December 04, 2001

Many Civilian Casualties From Bombing of Tora Bora

New York/Peshawar, December 5, 2001 — The international medical relief organization Doctors Without Borders/Médecins Sans Frontières (MSF) today reported that it and other aid organizations had transported dozens of casualties from the bombing campaign on Tora Bora to Jalalabad hospital. Since the bombings began on December 1, aid workers have transported more than 80 dead and 50 wounded civilians, including many women and children, by ambulance to Jalalabad. The casualties came not only from Tora Bora, but also from the nearby villages of Pachir, Wazir, and Agam.

Due to the severe deterioration of security conditions in Jalalabad itself, all international MSF aid workers were evacuated this morning to Peshawar.

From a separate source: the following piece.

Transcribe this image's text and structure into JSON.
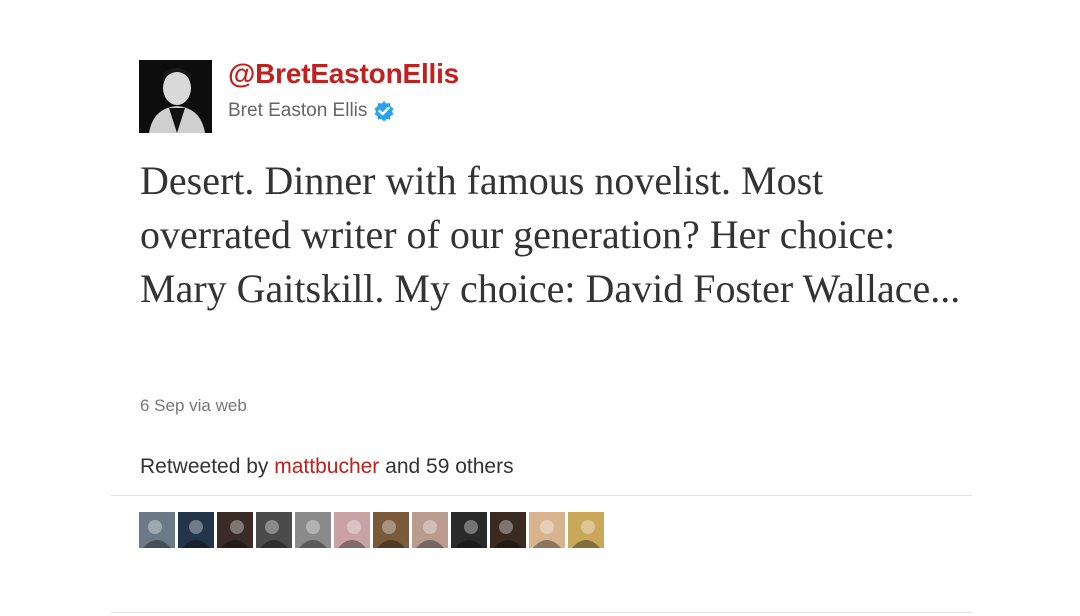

MSF's Afghan staff are continuing their ambulance services in Jalalabad. MSF has also strengthened the capacity of the Koghiani district hospital, close to the affected area, by donating medical supplies, particularly for surgical use.

Immediately after the bombing started and reports of the toll on civilians came in, MSF set up an ambulance service with three vehicles. On the first day, they transported 72 dead and 15 wounded, on the second 8 dead and 18 wounded, on the third another 4 dead and 17 wounded. This does not account for the unknown number of dead that are left behind in the bombed villages. Among the casualties was a family whose father was killed, mother critically injured, and four children wounded. In addition, a six-year-old boy who was transported to the hospital had lost one eye and underwent partial amputation of one arm as well as full amputation of his other arm and one of his legs.

Meanwhile, the population of Hesarshari displaced camp near Jalalabad has swelled from 500 families on December 1 to about 2,000 families yesterday. The bombings have also ignited forest fires around Tora Bora that have not yet been brought under control.

MSF is increasingly seeing evidence of an unacceptably high toll on civilians due to the military operations in Afghanistan and calls upon the parties involved to minimize the consequences of the ongoing conflict on the civilian population. These events are all the more disturbing as the leaders of the war against terrorism affirm that the conflict is being waged in the name of civilization and respect for humanitarian values. The US-led coalition has the responsibility to respect international humanitarian law, particularly regarding proportionality in the use of force.

MSF currently has over 60 international relief workers and over 400 Afghan staff working inside Afghanistan from 6 cities: Herat, Mazar-e-Sharif, Taloqan, Faizabad, Kabul, and—though for the moment without international staff—Jalalabad.